## Aim of the task
In the material below, find every line with "JSON" and pull it out.

## Study material
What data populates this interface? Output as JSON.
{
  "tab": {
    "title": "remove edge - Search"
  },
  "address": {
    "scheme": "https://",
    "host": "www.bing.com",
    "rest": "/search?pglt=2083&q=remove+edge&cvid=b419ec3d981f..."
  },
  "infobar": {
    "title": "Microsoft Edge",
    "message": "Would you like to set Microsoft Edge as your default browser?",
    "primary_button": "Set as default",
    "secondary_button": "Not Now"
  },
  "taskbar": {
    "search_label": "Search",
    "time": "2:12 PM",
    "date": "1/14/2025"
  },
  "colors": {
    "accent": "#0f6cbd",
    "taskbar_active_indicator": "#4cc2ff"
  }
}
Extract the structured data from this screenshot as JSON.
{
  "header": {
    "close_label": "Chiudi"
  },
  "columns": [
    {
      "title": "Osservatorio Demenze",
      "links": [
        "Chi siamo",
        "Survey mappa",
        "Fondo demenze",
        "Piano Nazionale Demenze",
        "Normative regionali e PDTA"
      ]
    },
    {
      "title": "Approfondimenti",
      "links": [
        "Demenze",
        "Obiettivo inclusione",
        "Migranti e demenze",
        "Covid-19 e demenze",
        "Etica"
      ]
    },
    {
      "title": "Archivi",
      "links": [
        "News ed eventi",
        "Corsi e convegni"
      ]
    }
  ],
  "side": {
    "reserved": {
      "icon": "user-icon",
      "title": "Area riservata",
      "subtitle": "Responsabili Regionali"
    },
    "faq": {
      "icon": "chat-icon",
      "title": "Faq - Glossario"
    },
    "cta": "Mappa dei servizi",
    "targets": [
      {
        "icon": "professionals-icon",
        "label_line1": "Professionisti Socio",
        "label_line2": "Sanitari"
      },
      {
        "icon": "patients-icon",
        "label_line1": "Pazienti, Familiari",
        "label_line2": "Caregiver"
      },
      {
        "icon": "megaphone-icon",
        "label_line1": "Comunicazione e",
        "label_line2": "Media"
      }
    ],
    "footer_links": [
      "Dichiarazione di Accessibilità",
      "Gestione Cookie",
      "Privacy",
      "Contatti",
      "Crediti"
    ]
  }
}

## Task response
What data populates this interface? Output as JSON.
Extract the structured data from this screenshot as JSON.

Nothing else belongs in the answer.